Sitting pretty in British Columbia, Canada, this boot camp vacation is a mountain-lovers dream thanks to stunning views, a wide variety of trails, and abundance of natural hot springs (eh hem, it's also the only mountain-based weight loss program in North America). Not only will you get to do daily hiking, yoga, and a slew of other fitness classes, but Mountain Trek guests also receive a personalized program of massage therapy, detox treatments, and nutrition classes all catered to your specific needs. In other words, if you're looking to stoke your metabolism, there's a fitness, food, and health class for that. Not enough? After you've been a guest once, there's the option to participate in their Adventure Trek program, which takes guests on an international adventure. The locations vary by year, but so far they've covered six to eight miles daily in Japan, the Amalfi Coast, and Bhutan. Passports ready? Check.
Red Mountain Resort enjoys a spectacular setting in the red rocks surrounding St. George, Utah. Programs include a wide variety of fitness assessments and tools to meet your health and wellness goals. The Living Well Weight Loss Retreats, specifically, are customized for each guest and provides mental, emotional, physical and nutritional guidance from an experienced team of wellness and fitness specialists
Potassium, magnesium, and calcium can help to serve as a counter-balance for sodium. Foods that are rich in potassium include leafy greens, most "orange" foods (oranges, sweet potatoes, carrots, melon) bananas, tomatoes, and cruciferous veggies — especially cauliflower. Low-fat dairy, plus nuts, and seeds can also help give you a bloat-busting boost. They've also been linked to a whole host of additional health benefits, such as lowering blood pressure, controlling blood sugar, and reducing risk of chronic disease overall.
While ketchup and BBQ sauce are frequently used to help flavor beef, chicken, and the like, the tasty condiments are no friend to your waistline. Ketchup, for example, typically contains around 19 calories and 4 grams of belly-bloating sugar per tablespoon, and BBQ sauce is just as unhealthy, if not worse. To avoid consuming empty calories and unhealthy added sugar, have condiments such as mustard and sauerkraut on hand. While mustard has been linked to revving your metabolism, fermented sauerkraut will help balance the bacteria in your gut.
New Life Hiking Spa in Vermont has been helping clients lose pounds and maintain a healthy weight for the last 40 years. Their non-clinical approach uses mountains, clean air and lush greenery instead of an indoor gym, plus wholesome natural food instead of a diet. To assist with a healthy lifestyle following a weight loss retreat New Life offers nutrition and wellness workshops and individual counseling.
Out of sight, out of mouth? Simply reorganizing your pantry staples could translate into serious calorie savings. A study published in the Journal of Marketing found that people are more likely to overeat small treats from transparent packages than from opaque ones. For this reason, many nutritionists suggest keeping indulgent foods in the pantry on a high shelf so that you’re less apt to mindlessly grab them.
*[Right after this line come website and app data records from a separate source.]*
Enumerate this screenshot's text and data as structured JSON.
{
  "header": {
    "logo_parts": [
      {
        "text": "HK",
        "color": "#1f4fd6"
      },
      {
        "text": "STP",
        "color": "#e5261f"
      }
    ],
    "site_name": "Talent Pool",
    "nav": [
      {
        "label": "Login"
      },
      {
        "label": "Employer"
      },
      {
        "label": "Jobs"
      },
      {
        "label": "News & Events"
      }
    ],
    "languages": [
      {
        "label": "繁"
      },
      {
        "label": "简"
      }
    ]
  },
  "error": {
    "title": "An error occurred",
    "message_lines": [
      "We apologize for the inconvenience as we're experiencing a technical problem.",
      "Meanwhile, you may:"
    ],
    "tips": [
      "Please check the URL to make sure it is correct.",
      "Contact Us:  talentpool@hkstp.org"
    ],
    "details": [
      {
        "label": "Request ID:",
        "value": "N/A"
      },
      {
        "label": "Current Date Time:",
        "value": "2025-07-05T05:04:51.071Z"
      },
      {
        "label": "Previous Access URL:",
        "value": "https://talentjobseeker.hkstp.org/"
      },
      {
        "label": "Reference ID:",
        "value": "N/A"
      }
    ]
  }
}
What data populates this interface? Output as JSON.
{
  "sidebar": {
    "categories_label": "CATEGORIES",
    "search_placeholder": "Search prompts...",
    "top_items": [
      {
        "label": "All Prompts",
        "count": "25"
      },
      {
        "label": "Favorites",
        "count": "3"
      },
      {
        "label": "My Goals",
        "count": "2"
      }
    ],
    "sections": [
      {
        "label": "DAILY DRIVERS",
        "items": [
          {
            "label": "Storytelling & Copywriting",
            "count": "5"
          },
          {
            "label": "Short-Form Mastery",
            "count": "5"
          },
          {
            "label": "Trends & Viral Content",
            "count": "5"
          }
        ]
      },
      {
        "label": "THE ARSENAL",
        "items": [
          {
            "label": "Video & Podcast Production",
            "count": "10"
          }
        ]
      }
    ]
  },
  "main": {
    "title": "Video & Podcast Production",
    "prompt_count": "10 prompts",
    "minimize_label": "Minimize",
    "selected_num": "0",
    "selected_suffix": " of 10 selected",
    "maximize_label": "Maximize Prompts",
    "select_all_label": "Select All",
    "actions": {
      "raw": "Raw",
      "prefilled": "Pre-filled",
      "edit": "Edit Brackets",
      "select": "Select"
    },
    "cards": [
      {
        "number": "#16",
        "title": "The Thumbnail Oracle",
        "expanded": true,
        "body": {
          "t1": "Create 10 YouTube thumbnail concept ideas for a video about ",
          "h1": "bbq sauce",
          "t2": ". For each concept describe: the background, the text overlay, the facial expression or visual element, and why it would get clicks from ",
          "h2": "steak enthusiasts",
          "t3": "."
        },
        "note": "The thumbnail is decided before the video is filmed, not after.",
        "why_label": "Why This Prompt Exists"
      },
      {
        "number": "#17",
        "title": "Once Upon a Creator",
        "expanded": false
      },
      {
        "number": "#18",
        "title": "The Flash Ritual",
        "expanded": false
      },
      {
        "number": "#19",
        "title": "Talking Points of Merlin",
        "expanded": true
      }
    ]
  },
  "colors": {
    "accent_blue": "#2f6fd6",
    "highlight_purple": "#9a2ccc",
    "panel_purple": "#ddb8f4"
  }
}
I started my journey this summer with 19% body fat, at the upper range of what would be considered acceptable for percentage body fat. The measurement is based on the principle of impedance, the transmission of electrical current through various body tissues, with fat creating the most resistance and muscle the least, based on its higher water content.